  18. Mansfield, Edwin & Schwartz, Mark & Wagner, Samuel, 1981. "Imitation Costs and Patents: An Empirical Study," Economic Journal, Royal Economic Society, vol. 91(364), pages 907-18, December.
Full references (including those not matched with items on IDEAS)

Citations

Lists

This item is not listed on Wikipedia, on a reading list or among the top items on IDEAS.

Statistics

Access and download statistics

Corrections

When requesting a correction, please mention this item's handle: RePEc:pra:mprapa:40886. See general information about how to correct material in RePEc.

For technical questions regarding this item, or to correct its authors, title, abstract, bibliographic or download information, contact: (Ekkehart Schlicht).
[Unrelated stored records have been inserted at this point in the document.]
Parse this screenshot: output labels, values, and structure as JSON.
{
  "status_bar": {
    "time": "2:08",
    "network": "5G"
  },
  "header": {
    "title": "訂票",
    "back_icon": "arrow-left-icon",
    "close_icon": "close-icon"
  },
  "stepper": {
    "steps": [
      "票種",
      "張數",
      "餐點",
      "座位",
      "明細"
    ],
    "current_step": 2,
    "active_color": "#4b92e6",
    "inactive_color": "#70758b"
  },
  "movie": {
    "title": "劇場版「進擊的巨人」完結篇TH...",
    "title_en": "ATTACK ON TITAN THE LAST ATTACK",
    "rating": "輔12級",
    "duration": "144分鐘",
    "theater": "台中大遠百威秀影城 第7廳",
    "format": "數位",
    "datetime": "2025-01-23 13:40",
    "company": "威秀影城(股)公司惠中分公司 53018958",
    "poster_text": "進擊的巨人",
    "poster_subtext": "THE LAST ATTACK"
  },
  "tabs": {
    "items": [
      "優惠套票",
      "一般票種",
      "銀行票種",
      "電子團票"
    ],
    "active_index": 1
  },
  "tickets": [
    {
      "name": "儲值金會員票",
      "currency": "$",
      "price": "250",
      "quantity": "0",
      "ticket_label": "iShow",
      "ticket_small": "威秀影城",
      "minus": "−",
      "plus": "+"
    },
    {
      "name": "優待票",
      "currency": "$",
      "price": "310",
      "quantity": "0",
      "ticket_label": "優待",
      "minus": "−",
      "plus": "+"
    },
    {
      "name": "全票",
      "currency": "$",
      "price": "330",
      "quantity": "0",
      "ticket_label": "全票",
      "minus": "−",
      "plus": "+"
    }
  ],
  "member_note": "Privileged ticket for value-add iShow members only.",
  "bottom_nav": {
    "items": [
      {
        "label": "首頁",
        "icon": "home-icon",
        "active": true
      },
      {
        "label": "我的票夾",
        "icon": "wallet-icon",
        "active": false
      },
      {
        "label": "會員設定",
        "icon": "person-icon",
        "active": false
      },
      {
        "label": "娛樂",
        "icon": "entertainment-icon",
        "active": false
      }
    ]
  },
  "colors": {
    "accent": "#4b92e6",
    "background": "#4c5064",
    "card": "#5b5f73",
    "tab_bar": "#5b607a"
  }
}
If you have authored this item and are not yet registered with RePEc, we encourage you to do it here. This allows to link your profile to this item. It also allows you to accept potential citations to this item that we are uncertain about.

If references are entirely missing, you can add them using this form.

If the full references list an item that is present in RePEc, but the system did not link to it, you can help with this form.

If you know of missing items citing this one, you can help us creating those links by adding the relevant references in the same way as above, for each refering item. If you are a registered author of this item, you may also want to check the "citations" tab in your profile, as there may be some citations waiting for confirmation.

Please note that corrections may take a couple of weeks to filter through the various RePEc services.